Negotiate the lowest retainage rate possible. Often, especially if you have prior experience with the GC, and they trust your work, they may be willing to forego retainage; some even offer discounts on work in lieu of retainage.
18.104.22.168: “Reduction or limitation of retainage, if any, shall be as follows: _____.”
In this contract clause, you and the GC will spell out any agreements on variable retainage.
Variable retainage can refer to:
- A lower retainage rate on materials compared to labor (or vice versa)
- A retainage rate that is reduced once a certain milestone or percentage of completion is reached
Again, this clause leaves room for negotiation. Request the best variable retainage terms you can get. Ask the GC to pay part or all of your retainage upon approval of your work and final payment, rather than upon substantial completion of the entire project.
This is important, especially if you are one of the first contractors on a site. If so, you might not have to wait months or years to get your retention back. Ask the GC if the contract isn’t clear.
Disapproval of payment application
11.1.9: “Upon the partial or entire disapproval by the Contractor of the Subcontractor’s Application for Payment, the Contractor shall provide notice to the Subcontractor. If the Subcontractor disputes the Contractor’s decision regarding a Subcontractor’s Application for Payment in whole or in part, the Subcontractor may submit a Claim in accordance with Article 6. When the basis for the disapproval has been remedied, the Subcontractor shall be paid the amounts withheld.”
The first thing to note in this clause is that it requires the GC to notify you when they are rejecting all or part of your invoice. (Not all GCs do this, so be aware!) This clause also sets out the claim procedure you and the GC must follow if you and the GC disagree about their decision to reject your invoice.
Article 6 states that the parties must try mediation before going to binding arbitration or litigation. Be sure to read that article carefully so you know what the process will be ahead of time.
11.1.10: “Provided the Contractor has fulfilled its payment obligations under the Subcontract Documents, the Subcontractor shall defend and indemnify the Contractor and Owner from all loss, liability, damage, or expense, including reasonable attorney’s fees and litigation expenses, arising out of any lien claim or other claim for payment by any of the Subcontractor’s subcontractors, suppliers, or vendors of any tier. … If approved by the applicable court, when required, the Subcontractor may substitute a surety bond for the property against which the lien or other claim for payment has been asserted.”
The first sentence in this clause means that it only applies if the GC has made all payments to you according to your contract.
This clause basically says that if you don’t pay your subs, suppliers, or vendors, and one of them files a lien, it’s your responsibility. You must cover all costs associated with the removal of the lien. This includes attorney’s fees and litigation costs for the owner.
This clause does give you the option to purchase a surety bond, if approved by the court. The surety bond removes the responsibility for payment from the owner and puts it on you. Then you can work with the sub or vendor to come up with a payment plan or whatever other arrangements you agree on.

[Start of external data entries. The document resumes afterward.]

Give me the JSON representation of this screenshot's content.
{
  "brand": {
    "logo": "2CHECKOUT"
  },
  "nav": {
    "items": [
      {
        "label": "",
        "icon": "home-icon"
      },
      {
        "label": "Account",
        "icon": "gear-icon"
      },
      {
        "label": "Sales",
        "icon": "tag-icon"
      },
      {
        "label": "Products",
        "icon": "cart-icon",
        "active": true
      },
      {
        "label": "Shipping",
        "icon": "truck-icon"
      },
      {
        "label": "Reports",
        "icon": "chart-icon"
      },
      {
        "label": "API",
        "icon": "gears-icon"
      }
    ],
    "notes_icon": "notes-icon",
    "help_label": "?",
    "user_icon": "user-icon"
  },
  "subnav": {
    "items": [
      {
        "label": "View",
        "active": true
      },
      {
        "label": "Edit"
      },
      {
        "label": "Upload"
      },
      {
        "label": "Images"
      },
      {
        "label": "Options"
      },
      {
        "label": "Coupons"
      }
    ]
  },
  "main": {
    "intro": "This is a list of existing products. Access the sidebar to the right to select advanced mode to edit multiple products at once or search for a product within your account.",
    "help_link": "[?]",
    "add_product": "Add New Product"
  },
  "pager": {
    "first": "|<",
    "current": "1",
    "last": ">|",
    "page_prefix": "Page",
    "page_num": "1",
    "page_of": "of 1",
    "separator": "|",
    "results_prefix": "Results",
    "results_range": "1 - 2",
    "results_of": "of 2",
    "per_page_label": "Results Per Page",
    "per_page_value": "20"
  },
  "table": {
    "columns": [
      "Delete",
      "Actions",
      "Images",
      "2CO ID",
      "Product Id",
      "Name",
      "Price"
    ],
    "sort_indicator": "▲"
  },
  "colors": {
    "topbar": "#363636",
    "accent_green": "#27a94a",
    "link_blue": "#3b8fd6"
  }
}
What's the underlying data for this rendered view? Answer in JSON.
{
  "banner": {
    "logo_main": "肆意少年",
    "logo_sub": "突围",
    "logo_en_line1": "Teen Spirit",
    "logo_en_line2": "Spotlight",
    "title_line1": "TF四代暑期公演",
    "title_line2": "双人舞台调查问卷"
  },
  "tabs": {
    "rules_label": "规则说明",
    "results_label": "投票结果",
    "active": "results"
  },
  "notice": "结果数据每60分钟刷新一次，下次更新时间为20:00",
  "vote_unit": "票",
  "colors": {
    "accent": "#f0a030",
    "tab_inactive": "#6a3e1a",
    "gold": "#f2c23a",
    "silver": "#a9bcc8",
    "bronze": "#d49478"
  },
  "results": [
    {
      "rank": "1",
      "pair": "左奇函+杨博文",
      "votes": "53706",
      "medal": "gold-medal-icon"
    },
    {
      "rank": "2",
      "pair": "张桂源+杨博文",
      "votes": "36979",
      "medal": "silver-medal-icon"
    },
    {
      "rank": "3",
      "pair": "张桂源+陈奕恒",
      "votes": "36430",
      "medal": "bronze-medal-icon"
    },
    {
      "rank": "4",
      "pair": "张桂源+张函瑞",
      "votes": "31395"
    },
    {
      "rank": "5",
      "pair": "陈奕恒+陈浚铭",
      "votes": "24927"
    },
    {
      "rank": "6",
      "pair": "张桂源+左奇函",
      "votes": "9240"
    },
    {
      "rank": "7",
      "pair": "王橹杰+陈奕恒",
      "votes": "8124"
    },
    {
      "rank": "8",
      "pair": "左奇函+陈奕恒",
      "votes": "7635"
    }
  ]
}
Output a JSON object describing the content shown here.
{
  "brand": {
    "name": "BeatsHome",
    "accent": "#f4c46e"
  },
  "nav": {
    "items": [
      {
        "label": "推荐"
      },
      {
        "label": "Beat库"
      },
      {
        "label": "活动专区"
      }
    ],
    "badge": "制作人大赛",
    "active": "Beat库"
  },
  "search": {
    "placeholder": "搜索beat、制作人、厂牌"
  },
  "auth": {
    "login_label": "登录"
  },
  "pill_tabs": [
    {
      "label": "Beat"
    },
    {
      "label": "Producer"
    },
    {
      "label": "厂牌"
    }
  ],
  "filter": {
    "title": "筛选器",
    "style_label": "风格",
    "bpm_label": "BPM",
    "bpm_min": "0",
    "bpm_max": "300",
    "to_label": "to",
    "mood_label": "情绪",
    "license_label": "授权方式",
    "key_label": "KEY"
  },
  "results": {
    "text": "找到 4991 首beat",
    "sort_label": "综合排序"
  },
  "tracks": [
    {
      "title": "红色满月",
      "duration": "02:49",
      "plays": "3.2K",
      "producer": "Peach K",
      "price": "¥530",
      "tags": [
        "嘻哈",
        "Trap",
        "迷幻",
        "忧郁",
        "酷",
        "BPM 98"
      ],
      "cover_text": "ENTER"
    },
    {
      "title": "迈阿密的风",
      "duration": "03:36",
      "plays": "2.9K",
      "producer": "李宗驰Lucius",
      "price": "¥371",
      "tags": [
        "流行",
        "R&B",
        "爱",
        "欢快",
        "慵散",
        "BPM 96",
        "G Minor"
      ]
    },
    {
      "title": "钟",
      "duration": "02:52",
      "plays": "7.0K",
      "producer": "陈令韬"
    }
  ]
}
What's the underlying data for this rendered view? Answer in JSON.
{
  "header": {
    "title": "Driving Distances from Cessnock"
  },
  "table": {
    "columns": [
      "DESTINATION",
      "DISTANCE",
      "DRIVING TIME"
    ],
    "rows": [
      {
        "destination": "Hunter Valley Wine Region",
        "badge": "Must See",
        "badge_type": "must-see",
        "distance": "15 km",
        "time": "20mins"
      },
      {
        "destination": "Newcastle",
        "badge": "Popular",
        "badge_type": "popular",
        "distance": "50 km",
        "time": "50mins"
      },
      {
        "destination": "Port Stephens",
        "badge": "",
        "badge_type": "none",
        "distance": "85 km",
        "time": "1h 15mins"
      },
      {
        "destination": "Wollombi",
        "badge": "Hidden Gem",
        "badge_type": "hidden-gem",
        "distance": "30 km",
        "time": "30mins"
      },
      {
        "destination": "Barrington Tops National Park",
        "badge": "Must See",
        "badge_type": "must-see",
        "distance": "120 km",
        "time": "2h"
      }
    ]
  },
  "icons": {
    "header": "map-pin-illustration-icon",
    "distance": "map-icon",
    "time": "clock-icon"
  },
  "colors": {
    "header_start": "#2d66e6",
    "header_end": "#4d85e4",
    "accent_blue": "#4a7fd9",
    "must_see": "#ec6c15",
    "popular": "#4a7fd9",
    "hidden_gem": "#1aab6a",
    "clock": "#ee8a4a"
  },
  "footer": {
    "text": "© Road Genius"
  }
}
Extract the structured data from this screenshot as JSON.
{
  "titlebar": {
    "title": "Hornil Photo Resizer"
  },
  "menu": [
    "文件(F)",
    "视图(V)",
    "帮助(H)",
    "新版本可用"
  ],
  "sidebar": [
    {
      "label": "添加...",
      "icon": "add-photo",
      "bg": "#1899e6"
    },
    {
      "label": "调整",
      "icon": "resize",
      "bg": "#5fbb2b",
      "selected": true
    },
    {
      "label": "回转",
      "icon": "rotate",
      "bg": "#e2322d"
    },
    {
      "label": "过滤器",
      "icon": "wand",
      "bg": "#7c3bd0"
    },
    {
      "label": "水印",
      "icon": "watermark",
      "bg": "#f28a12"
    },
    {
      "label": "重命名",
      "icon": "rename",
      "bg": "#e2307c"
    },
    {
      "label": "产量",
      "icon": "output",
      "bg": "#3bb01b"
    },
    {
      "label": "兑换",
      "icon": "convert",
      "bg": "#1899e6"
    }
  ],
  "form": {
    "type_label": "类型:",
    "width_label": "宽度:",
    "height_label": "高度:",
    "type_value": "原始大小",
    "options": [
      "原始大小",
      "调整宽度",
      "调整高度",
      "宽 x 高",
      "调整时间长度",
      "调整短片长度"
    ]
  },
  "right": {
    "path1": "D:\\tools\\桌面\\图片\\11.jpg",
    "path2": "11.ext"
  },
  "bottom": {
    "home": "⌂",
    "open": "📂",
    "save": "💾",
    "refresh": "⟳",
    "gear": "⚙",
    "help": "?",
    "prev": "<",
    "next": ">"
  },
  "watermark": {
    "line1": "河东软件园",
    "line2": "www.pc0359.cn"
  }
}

You can try to get this clause removed, but it’s highly unlikely that the GC will agree.
Here’s a better idea: Make sure you have an internal process for identifying and paying every subcontractor, supplier, and vendor working under you.
Require preliminary notice – a document stating who they are and what work they’re doing – from everyone at the start of the job.
Request conditional lien waivers with their invoices, or exchange unconditional waivers upon payment. Communicate clearly and often with every party under you on the project, and make sure that you document everything.
Always understand your contract
There you have it – the progress payment clauses from the AIA A401. The most important thing to remember is that you must read your contract, and if you don’t understand something, ask. Do not sign a construction contract that you don’t understand.
It’s always a good idea to consult a construction lawyer before signing a contract.